Jersey Jihadi Rahami’s Father: My Son Was ‘Fascinated’ by Jihad

Mohammad Rahami, Explosion in New York, USA - 20 Sep 2016 Father of Ahmad Khan Raham is escorted to his car by an FBI agent outside his business First American Fried Chicken in Elizabeth, New Jersey (Rex Features via AP Images)
Rex Features via AP Images

Mohammad Rahami, the father of the man arrested in connection with multiple bomb attacks throughout New York and New Jersey, says his son was “fascinated” by jihadi propaganda and frighteningly invested in al-Qaeda and Taliban “poetry.”

In an interview with the New York Times, the elder Rahami said his son appeared obsessed with jihadi materials and called his interest “a disease.” He noted once again that he had reported his son to the FBI as “a terrorist” in 2014 because he was concerned that his son’s behavior had changed. The “terrorist” report followed a domestic dispute in which Ahmed Rahami stabbed his brother, Mohammad Khan Rahami.

“In two months, the FBI came back to me and said he’s clean,” the father told the New York Times. “They didn’t find anything on him. But they didn’t interview him… I still had my doubts. I was never 100 percent clear.”

Mohammad Rahami also spoke to the Associated Press Friday. “I condemn the act of my son and I am sad over injuries caused to people,” he said. He added that he found in his son “a change in personality. His mind was not the same. He had become bad and I don’t know what caused it but I informed the FBI about it.”

Mohammad Rahami told authorities he was concerned with “these things that he listens to, for example, Al Qaeda, Taliban, he watches their videos, their poetry.” Law enforcement officials have asserted repeatedly that the heeded Rahami reporting his son but found no evidence to act in 2014.

“We get leads like this all the time and 99.9 percent of them go nowhere,” a law enforcement official told NJ Advance Media. The 2014 report, he added, cited that the elder Rahami “used the T word” but “didn’t say he was looking up information on internet or building bombs, he just used the T word.”

Officials found “no derogatory information whatsoever” on the younger Rahami.

The Rahami family is native to Afghanistan; Ahmed Khan Rahami became a U.S. citizen as an 11-year-old. He reportedly made up to four trips back to Afghanistan and Pakistan throughout the years, including one lasting over a year in which he married a Pakistani woman. Authorities say they initially had no indication he had spent any extensive period of time in terrorist-controlled areas, though it was later revealed that Rahami had spent time in Quetta, Pakistan, a Taliban stronghold.

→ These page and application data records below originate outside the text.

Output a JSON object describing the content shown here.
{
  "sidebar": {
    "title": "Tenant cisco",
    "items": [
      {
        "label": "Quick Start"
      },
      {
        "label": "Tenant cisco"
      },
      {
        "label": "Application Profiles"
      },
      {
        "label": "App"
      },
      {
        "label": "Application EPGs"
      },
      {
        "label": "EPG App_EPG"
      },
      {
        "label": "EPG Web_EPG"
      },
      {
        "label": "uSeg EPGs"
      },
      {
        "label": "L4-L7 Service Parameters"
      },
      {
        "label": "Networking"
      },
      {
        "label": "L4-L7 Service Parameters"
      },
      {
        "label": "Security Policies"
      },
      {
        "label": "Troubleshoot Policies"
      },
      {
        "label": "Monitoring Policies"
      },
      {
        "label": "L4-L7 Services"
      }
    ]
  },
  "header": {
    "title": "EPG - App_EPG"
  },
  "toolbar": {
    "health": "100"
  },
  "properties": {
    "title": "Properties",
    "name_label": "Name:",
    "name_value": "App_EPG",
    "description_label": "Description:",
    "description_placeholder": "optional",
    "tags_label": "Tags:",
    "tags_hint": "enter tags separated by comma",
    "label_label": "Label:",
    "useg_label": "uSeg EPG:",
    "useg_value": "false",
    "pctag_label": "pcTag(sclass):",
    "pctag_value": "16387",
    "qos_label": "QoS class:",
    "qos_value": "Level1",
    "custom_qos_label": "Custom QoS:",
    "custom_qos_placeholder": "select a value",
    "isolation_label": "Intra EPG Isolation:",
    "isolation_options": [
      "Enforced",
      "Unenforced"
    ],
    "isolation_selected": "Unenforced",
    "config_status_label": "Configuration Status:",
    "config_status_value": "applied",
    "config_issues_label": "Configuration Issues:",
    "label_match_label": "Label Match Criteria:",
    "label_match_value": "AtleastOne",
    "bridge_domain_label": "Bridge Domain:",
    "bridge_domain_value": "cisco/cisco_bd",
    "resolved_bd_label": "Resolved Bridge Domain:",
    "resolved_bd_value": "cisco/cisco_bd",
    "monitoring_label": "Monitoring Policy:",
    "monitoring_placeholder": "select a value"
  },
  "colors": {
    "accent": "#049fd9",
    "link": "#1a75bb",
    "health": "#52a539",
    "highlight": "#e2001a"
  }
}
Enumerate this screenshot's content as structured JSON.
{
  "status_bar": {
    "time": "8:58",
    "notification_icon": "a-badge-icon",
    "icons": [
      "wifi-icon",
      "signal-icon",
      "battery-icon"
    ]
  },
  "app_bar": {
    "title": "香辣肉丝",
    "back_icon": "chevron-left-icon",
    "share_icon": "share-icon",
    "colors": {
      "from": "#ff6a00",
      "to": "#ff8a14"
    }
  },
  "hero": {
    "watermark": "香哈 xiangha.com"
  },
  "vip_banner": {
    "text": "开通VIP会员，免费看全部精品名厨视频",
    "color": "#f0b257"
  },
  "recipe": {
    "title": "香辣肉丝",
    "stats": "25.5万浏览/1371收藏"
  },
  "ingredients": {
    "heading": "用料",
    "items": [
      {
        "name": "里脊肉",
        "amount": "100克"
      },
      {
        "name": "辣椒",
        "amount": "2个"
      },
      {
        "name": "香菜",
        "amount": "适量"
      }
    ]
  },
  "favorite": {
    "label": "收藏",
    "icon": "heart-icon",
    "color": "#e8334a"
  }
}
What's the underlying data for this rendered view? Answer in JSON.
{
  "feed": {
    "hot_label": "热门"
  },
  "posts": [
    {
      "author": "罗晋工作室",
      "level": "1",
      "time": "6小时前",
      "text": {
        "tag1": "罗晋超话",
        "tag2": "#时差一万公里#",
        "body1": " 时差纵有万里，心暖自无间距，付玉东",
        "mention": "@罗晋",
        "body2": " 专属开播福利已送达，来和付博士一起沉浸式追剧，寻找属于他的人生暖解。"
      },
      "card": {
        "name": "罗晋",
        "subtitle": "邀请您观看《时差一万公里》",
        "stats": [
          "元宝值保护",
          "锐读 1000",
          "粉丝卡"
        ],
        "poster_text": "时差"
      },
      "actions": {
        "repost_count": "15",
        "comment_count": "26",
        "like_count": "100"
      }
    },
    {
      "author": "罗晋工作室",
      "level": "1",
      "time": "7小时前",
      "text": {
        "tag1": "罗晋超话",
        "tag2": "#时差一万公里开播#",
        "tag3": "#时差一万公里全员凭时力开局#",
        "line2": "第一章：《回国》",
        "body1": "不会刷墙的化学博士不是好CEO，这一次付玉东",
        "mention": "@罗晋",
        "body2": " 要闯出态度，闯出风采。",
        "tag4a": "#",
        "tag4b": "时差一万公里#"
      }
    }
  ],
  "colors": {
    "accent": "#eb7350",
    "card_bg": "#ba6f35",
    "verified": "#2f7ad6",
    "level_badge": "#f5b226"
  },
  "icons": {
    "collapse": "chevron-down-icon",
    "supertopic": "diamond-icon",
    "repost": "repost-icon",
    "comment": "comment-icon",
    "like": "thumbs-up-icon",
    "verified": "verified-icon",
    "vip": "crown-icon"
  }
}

Following his return from that final trip to Pakistan, U.S. Customs and Border Patrol alerted the FBI that Rahami had returned from a suspicious area, but a further FBI review found no cause for concern. That report preceded the stabbing incident that led to Mohammad Rahami reporting his son; police insist it is “not realistic” to expect that terrorists like Rahami, who had no public jihadi footprint on social media, will be caught.

While Mohammad Rahami has argued that he did everything he could to alert authorities to his son’s extremist views, friends of the family have told media outlets that Rahami was a strict father so alarmed by his son’s easy assimilation into the diverse Edison High School, New Jersey community that he forced him into a trip to Pakistan, where he abandoned him to find his way home on his own. That trip reportedly occurred shortly after Rahami impregnated his high school girlfriend. The mother of his child, Maria Mena, has filed for a restraining order and full custody of their daughter.